Tuesday, March 8, 2011

March - The Unpredictable

"I've felt that dissatisfaction is the basis of progress. When we become satisfied in business, we become obsolete."
-- J. Willard Marriott Sr., hotel executive 

March 11, 1888 was the beginning of what would go down in history as "the Blizzard of '88." It began as light rain and turned into heavy snow in the northeast U.S., paralyzing major cities for days. More than 400 people died as a result of the storm.  

Makes people in the Northeast a bit leery I'm sure as that date approaches while there are storms threatening across the country. 

Here in Wisconsin we had a fine, fine snow all morning and it has now changed to light mist-like rain as our temperatures reached 33 degrees. The sky is a summer dark. Clouded, gray skies have that gloomy, storm nearby-look, with the kind of heavy lead-like looking clouds that signify something is on the horizon. 

Late tonight snow warnings are posted for us. We expect up to 8 inches of the heavy, wet, white to fall.  Winter refuses to believe what the ground hogs said about spring coming early this year.  We can't all be right all the time, can we?

You have to admit it's beautiful though isn't it? The picture is from friend and photographer Sherri Palm.

And weather can add something to your writing from angst - a feeling of claustrophobic isolation to the warmth of a roaring fireplace while the North Wind rages outside. Think about it...it plays part in my candlelight series...Death by Candlelight and Candlelight and Shadows.

**See the new covers - for print books the new covers will ship for electronic the old covers will be included with download. {author's note}


Sylvia Kaye Hamilton said...

Very inspiring Billie. I love the description, except I almost had to put a sweater on just reading it. Imagery is wonderful.

I think that is an important part of writing.

Great Blog!

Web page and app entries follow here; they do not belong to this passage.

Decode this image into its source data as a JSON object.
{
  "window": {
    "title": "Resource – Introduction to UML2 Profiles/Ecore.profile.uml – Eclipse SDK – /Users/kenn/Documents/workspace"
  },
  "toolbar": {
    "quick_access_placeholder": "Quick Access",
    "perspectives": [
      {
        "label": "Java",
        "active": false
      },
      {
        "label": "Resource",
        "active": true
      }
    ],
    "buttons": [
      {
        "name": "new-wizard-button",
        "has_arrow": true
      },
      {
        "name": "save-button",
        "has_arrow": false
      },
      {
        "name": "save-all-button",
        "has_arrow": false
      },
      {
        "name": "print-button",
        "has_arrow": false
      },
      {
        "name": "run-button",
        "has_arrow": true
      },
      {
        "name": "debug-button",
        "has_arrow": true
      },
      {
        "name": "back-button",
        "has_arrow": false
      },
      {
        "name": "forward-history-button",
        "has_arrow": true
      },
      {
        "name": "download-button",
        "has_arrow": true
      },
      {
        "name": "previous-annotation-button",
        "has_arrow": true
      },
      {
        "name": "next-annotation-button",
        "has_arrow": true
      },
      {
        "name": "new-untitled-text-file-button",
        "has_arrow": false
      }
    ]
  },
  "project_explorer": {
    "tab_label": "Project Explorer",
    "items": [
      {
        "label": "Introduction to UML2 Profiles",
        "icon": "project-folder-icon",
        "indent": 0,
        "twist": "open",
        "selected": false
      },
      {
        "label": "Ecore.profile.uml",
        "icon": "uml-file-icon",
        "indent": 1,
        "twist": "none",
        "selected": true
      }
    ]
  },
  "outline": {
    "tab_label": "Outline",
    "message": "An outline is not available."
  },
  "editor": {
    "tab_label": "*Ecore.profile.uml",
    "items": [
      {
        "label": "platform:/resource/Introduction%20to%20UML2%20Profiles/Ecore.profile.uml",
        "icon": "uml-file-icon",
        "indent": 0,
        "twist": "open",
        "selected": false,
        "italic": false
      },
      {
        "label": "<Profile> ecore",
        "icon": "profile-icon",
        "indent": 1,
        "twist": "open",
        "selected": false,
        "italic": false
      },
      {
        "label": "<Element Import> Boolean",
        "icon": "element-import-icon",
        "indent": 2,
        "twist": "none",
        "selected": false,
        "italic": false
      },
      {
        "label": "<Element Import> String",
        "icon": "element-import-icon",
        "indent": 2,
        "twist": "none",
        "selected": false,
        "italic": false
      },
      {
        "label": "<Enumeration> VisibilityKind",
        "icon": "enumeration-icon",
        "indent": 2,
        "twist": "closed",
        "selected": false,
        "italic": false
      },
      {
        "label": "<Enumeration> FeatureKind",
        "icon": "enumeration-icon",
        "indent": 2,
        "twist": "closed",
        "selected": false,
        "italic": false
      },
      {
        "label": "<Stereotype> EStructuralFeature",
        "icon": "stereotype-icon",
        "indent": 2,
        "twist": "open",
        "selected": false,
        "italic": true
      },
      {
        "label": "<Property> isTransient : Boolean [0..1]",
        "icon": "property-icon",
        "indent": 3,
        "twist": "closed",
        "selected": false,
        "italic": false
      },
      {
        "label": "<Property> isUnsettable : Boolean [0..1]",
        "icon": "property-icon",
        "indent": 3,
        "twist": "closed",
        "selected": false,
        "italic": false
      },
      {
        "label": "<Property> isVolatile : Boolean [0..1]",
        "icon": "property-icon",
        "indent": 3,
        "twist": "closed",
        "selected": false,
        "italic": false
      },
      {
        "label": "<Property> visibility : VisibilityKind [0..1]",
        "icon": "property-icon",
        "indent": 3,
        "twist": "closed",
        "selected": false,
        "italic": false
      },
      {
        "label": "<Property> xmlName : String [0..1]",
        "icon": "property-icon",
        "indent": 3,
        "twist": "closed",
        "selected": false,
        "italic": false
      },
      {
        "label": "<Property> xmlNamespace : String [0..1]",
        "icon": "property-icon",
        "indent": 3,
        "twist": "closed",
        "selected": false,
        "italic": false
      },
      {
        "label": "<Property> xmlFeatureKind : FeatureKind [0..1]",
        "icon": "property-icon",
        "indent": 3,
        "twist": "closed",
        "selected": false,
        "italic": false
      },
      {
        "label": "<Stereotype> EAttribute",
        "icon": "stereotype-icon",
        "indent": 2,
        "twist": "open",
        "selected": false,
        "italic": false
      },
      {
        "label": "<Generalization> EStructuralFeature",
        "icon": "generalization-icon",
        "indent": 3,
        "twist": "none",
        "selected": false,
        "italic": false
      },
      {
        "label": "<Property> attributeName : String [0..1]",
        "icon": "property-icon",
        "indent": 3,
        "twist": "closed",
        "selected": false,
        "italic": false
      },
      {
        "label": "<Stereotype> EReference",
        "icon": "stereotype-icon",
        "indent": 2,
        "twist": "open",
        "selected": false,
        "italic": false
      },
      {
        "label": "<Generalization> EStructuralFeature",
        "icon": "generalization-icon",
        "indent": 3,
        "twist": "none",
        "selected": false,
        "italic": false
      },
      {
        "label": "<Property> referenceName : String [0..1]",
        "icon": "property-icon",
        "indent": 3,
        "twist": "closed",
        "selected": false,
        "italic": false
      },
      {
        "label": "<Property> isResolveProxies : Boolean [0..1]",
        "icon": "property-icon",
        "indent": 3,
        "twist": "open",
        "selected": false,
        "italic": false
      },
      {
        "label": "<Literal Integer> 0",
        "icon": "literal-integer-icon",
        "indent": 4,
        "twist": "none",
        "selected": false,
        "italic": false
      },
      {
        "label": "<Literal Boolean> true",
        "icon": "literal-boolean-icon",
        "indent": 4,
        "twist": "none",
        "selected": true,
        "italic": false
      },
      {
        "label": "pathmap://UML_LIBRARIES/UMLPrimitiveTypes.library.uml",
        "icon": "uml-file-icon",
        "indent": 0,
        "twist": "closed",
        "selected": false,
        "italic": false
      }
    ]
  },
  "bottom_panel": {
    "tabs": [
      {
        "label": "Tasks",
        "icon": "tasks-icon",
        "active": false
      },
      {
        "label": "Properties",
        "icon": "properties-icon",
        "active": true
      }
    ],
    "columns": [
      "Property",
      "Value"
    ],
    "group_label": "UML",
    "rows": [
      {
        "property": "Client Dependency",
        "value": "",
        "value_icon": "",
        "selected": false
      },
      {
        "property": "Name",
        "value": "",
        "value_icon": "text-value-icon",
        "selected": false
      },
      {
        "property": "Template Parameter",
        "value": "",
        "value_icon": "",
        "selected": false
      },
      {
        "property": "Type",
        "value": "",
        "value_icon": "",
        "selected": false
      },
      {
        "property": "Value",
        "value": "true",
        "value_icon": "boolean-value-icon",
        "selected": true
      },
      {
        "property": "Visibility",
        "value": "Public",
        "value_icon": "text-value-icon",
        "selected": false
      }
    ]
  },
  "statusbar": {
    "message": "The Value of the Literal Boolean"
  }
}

Pee Wee

Word Crafter said...

Thanks Pee Wee I take this as a supreme compliment coming from you the Mistress of making content real. Thanks for stopping by.